Spitalgasse 2-4, 1090 Wien

Diskussion, Round Table

Lecture: Michael Zürn (Berlin Social Science Center)


Ulrich Brand (Faculty of Social Sciences, University of Vienna)

Monika Mayrhofer (Ludwig Boltzmann Institute of Human Rights)

Moderator: Gerda Falkner (Institute and Platform for European Integration Research, University of Vienna)

The policies of European and international institutions today directly impact the lives of individuals ever more often. In doing so, these institutions occasionally violate human rights and thus fail to do justice to standards of legitimacy with which they are expected to conform. We show in this contribution that international und European organizations, in order to (re-)legitimize themselves, establish provisions which should guarantee they do not violate human rights and which should provide affected individuals avenues for complaint.

However, the development of human rights protection provisions does not follow the logic of normative functionalism. Rather, different international institutions develop provisions of different quality.

Moreover, the evolution of these provisions can be traced back to different causal mechanisms, in which the parliaments of the dominant member states of the international organization, the international courts, a coalition of putative weak, i.e. like-minded actors, or forward-looking actors within the organization provide decisive input.
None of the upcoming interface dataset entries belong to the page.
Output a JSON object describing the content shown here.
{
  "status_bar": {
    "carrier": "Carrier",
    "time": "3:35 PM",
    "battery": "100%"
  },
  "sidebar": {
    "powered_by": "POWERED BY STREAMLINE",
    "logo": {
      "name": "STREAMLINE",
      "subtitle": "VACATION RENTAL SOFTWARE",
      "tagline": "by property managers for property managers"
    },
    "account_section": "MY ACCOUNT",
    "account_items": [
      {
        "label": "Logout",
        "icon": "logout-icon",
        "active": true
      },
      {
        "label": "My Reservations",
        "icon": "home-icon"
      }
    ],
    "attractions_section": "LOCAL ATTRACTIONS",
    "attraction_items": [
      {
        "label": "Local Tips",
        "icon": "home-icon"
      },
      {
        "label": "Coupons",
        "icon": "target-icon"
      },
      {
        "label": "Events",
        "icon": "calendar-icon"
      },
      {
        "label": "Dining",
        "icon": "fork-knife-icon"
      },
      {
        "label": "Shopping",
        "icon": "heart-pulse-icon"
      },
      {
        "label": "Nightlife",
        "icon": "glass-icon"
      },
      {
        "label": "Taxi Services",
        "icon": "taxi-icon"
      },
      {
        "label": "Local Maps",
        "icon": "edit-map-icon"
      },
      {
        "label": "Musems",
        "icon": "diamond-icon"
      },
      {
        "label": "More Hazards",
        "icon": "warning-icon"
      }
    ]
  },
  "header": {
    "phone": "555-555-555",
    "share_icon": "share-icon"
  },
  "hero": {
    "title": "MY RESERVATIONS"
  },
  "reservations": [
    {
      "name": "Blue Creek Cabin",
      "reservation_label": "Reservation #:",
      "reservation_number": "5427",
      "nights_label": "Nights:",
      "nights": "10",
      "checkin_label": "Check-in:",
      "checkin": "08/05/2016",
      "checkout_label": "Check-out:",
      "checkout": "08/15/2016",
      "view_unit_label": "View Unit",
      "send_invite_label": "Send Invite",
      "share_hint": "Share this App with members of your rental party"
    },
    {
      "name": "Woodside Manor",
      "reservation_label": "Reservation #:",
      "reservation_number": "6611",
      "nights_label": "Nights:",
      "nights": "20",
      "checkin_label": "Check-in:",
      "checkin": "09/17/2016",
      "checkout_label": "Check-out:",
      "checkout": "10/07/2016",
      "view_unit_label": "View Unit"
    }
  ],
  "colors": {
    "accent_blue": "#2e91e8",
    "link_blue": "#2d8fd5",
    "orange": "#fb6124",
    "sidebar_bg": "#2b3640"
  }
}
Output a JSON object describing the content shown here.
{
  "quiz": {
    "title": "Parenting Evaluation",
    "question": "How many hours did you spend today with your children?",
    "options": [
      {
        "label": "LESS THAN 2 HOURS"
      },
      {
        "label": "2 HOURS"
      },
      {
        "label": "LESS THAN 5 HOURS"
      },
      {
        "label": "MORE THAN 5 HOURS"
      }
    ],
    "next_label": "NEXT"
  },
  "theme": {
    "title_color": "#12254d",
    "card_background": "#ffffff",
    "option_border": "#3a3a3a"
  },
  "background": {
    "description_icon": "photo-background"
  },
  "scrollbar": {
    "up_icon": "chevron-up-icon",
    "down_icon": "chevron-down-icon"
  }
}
Of these four causal mechanisms, the court driven one seems to produce the best protection of individual rights.

Zur Webseite der Veranstaltung


Institut für europäische Integrationsforschung (EIF)


Brigitte Pircher
Universität Wien
Institut für europäische Integrationsforschung (EIF)